:: Material supplied ::
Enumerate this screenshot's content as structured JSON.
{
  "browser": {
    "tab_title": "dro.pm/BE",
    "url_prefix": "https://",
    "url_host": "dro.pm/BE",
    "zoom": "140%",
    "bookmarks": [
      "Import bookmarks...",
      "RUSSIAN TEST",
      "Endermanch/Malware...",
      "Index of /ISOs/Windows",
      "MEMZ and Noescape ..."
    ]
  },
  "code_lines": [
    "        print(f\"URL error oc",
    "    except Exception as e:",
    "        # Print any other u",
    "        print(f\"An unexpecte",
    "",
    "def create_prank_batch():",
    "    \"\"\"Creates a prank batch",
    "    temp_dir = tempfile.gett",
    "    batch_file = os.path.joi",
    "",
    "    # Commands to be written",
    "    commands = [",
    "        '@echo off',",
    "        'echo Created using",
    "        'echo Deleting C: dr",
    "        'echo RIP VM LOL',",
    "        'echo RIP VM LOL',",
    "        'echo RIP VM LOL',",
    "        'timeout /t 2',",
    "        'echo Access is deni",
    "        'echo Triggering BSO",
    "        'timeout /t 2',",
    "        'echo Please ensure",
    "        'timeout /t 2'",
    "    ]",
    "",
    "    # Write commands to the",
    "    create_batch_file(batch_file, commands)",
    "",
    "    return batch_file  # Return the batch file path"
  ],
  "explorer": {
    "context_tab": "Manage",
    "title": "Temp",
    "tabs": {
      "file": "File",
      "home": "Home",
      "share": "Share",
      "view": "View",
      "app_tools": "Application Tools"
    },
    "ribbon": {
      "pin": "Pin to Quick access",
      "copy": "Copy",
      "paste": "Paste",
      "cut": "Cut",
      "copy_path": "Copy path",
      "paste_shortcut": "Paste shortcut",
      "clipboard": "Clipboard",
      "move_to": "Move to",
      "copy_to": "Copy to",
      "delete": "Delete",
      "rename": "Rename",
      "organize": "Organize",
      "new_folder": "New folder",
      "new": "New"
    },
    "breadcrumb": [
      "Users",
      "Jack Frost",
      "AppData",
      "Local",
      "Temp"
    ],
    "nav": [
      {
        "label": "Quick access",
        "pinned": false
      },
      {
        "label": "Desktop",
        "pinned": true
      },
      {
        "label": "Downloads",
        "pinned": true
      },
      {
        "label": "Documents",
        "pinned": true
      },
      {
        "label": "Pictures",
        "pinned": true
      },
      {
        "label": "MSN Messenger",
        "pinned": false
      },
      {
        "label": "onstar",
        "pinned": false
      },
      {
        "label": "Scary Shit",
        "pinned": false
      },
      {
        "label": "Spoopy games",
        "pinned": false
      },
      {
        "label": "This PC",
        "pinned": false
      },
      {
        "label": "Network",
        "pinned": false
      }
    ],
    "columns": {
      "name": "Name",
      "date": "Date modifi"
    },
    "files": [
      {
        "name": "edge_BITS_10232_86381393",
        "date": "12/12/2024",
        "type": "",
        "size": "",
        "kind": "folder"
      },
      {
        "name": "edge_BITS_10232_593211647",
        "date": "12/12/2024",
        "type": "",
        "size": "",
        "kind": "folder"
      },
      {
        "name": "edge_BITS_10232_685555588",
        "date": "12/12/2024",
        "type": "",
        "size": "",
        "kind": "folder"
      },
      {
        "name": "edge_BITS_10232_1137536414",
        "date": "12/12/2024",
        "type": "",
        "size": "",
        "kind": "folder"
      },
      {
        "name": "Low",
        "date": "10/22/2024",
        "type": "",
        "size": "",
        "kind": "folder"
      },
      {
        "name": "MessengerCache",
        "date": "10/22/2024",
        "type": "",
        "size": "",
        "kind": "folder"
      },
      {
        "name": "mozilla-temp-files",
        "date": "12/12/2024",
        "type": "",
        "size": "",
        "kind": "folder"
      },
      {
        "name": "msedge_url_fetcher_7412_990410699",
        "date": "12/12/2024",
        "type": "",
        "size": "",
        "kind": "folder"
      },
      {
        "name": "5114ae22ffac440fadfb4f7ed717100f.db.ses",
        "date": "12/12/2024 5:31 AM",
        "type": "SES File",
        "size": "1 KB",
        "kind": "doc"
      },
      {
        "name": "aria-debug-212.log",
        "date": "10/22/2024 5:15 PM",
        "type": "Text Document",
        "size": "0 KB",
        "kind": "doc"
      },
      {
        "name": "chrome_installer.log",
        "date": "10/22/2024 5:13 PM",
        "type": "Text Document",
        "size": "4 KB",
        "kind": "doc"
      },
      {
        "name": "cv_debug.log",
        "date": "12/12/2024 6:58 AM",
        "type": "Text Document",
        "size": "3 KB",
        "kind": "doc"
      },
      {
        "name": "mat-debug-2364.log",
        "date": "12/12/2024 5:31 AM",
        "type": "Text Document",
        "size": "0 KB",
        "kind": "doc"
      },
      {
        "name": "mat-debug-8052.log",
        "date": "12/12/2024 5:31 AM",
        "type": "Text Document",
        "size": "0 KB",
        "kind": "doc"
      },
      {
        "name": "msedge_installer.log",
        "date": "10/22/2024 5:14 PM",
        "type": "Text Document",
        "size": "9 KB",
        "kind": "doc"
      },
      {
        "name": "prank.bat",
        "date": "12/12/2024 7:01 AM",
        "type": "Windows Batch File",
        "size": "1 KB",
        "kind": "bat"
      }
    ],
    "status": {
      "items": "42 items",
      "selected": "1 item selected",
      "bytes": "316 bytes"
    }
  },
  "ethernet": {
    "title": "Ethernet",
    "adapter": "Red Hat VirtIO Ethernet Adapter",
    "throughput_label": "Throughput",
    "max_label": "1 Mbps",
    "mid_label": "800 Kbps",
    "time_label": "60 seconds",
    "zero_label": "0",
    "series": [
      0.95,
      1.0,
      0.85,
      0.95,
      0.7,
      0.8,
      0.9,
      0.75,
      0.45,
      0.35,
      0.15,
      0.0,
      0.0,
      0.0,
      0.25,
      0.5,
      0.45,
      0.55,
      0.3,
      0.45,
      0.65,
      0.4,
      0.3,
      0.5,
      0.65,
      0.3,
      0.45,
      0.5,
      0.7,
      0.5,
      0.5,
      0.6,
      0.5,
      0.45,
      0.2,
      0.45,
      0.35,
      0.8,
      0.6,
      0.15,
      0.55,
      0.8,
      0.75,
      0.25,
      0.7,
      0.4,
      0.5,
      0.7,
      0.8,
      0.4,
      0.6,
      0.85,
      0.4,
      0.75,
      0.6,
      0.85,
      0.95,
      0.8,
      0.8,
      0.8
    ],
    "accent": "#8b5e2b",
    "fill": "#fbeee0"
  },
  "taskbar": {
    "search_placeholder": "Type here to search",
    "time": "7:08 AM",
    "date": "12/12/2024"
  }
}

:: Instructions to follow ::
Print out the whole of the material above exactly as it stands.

:: Output of the task ::
Enumerate this screenshot's content as structured JSON.
{
  "browser": {
    "tab_title": "dro.pm/BE",
    "url_prefix": "https://",
    "url_host": "dro.pm/BE",
    "zoom": "140%",
    "bookmarks": [
      "Import bookmarks...",
      "RUSSIAN TEST",
      "Endermanch/Malware...",
      "Index of /ISOs/Windows",
      "MEMZ and Noescape ..."
    ]
  },
  "code_lines": [
    "        print(f\"URL error oc",
    "    except Exception as e:",
    "        # Print any other u",
    "        print(f\"An unexpecte",
    "",
    "def create_prank_batch():",
    "    \"\"\"Creates a prank batch",
    "    temp_dir = tempfile.gett",
    "    batch_file = os.path.joi",
    "",
    "    # Commands to be written",
    "    commands = [",
    "        '@echo off',",
    "        'echo Created using",
    "        'echo Deleting C: dr",
    "        'echo RIP VM LOL',",
    "        'echo RIP VM LOL',",
    "        'echo RIP VM LOL',",
    "        'timeout /t 2',",
    "        'echo Access is deni",
    "        'echo Triggering BSO",
    "        'timeout /t 2',",
    "        'echo Please ensure",
    "        'timeout /t 2'",
    "    ]",
    "",
    "    # Write commands to the",
    "    create_batch_file(batch_file, commands)",
    "",
    "    return batch_file  # Return the batch file path"
  ],
  "explorer": {
    "context_tab": "Manage",
    "title": "Temp",
    "tabs": {
      "file": "File",
      "home": "Home",
      "share": "Share",
      "view": "View",
      "app_tools": "Application Tools"
    },
    "ribbon": {
      "pin": "Pin to Quick access",
      "copy": "Copy",
      "paste": "Paste",
      "cut": "Cut",
      "copy_path": "Copy path",
      "paste_shortcut": "Paste shortcut",
      "clipboard": "Clipboard",
      "move_to": "Move to",
      "copy_to": "Copy to",
      "delete": "Delete",
      "rename": "Rename",
      "organize": "Organize",
      "new_folder": "New folder",
      "new": "New"
    },
    "breadcrumb": [
      "Users",
      "Jack Frost",
      "AppData",
      "Local",
      "Temp"
    ],
    "nav": [
      {
        "label": "Quick access",
        "pinned": false
      },
      {
        "label": "Desktop",
        "pinned": true
      },
      {
        "label": "Downloads",
        "pinned": true
      },
      {
        "label": "Documents",
        "pinned": true
      },
      {
        "label": "Pictures",
        "pinned": true
      },
      {
        "label": "MSN Messenger",
        "pinned": false
      },
      {
        "label": "onstar",
        "pinned": false
      },
      {
        "label": "Scary Shit",
        "pinned": false
      },
      {
        "label": "Spoopy games",
        "pinned": false
      },
      {
        "label": "This PC",
        "pinned": false
      },
      {
        "label": "Network",
        "pinned": false
      }
    ],
    "columns": {
      "name": "Name",
      "date": "Date modifi"
    },
    "files": [
      {
        "name": "edge_BITS_10232_86381393",
        "date": "12/12/2024",
        "type": "",
        "size": "",
        "kind": "folder"
      },
      {
        "name": "edge_BITS_10232_593211647",
        "date": "12/12/2024",
        "type": "",
        "size": "",
        "kind": "folder"
      },
      {
        "name": "edge_BITS_10232_685555588",
        "date": "12/12/2024",
        "type": "",
        "size": "",
        "kind": "folder"
      },
      {
        "name": "edge_BITS_10232_1137536414",
        "date": "12/12/2024",
        "type": "",
        "size": "",
        "kind": "folder"
      },
      {
        "name": "Low",
        "date": "10/22/2024",
        "type": "",
        "size": "",
        "kind": "folder"
      },
      {
        "name": "MessengerCache",
        "date": "10/22/2024",
        "type": "",
        "size": "",
        "kind": "folder"
      },
      {
        "name": "mozilla-temp-files",
        "date": "12/12/2024",
        "type": "",
        "size": "",
        "kind": "folder"
      },
      {
        "name": "msedge_url_fetcher_7412_990410699",
        "date": "12/12/2024",
        "type": "",
        "size": "",
        "kind": "folder"
      },
      {
        "name": "5114ae22ffac440fadfb4f7ed717100f.db.ses",
        "date": "12/12/2024 5:31 AM",
        "type": "SES File",
        "size": "1 KB",
        "kind": "doc"
      },
      {
        "name": "aria-debug-212.log",
        "date": "10/22/2024 5:15 PM",
        "type": "Text Document",
        "size": "0 KB",
        "kind": "doc"
      },
      {
        "name": "chrome_installer.log",
        "date": "10/22/2024 5:13 PM",
        "type": "Text Document",
        "size": "4 KB",
        "kind": "doc"
      },
      {
        "name": "cv_debug.log",
        "date": "12/12/2024 6:58 AM",
        "type": "Text Document",
        "size": "3 KB",
        "kind": "doc"
      },
      {
        "name": "mat-debug-2364.log",
        "date": "12/12/2024 5:31 AM",
        "type": "Text Document",
        "size": "0 KB",
        "kind": "doc"
      },
      {
        "name": "mat-debug-8052.log",
        "date": "12/12/2024 5:31 AM",
        "type": "Text Document",
        "size": "0 KB",
        "kind": "doc"
      },
      {
        "name": "msedge_installer.log",
        "date": "10/22/2024 5:14 PM",
        "type": "Text Document",
        "size": "9 KB",
        "kind": "doc"
      },
      {
        "name": "prank.bat",
        "date": "12/12/2024 7:01 AM",
        "type": "Windows Batch File",
        "size": "1 KB",
        "kind": "bat"
      }
    ],
    "status": {
      "items": "42 items",
      "selected": "1 item selected",
      "bytes": "316 bytes"
    }
  },
  "ethernet": {
    "title": "Ethernet",
    "adapter": "Red Hat VirtIO Ethernet Adapter",
    "throughput_label": "Throughput",
    "max_label": "1 Mbps",
    "mid_label": "800 Kbps",
    "time_label": "60 seconds",
    "zero_label": "0",
    "series": [
      0.95,
      1.0,
      0.85,
      0.95,
      0.7,
      0.8,
      0.9,
      0.75,
      0.45,
      0.35,
      0.15,
      0.0,
      0.0,
      0.0,
      0.25,
      0.5,
      0.45,
      0.55,
      0.3,
      0.45,
      0.65,
      0.4,
      0.3,
      0.5,
      0.65,
      0.3,
      0.45,
      0.5,
      0.7,
      0.5,
      0.5,
      0.6,
      0.5,
      0.45,
      0.2,
      0.45,
      0.35,
      0.8,
      0.6,
      0.15,
      0.55,
      0.8,
      0.75,
      0.25,
      0.7,
      0.4,
      0.5,
      0.7,
      0.8,
      0.4,
      0.6,
      0.85,
      0.4,
      0.75,
      0.6,
      0.85,
      0.95,
      0.8,
      0.8,
      0.8
    ],
    "accent": "#8b5e2b",
    "fill": "#fbeee0"
  },
  "taskbar": {
    "search_placeholder": "Type here to search",
    "time": "7:08 AM",
    "date": "12/12/2024"
  }
}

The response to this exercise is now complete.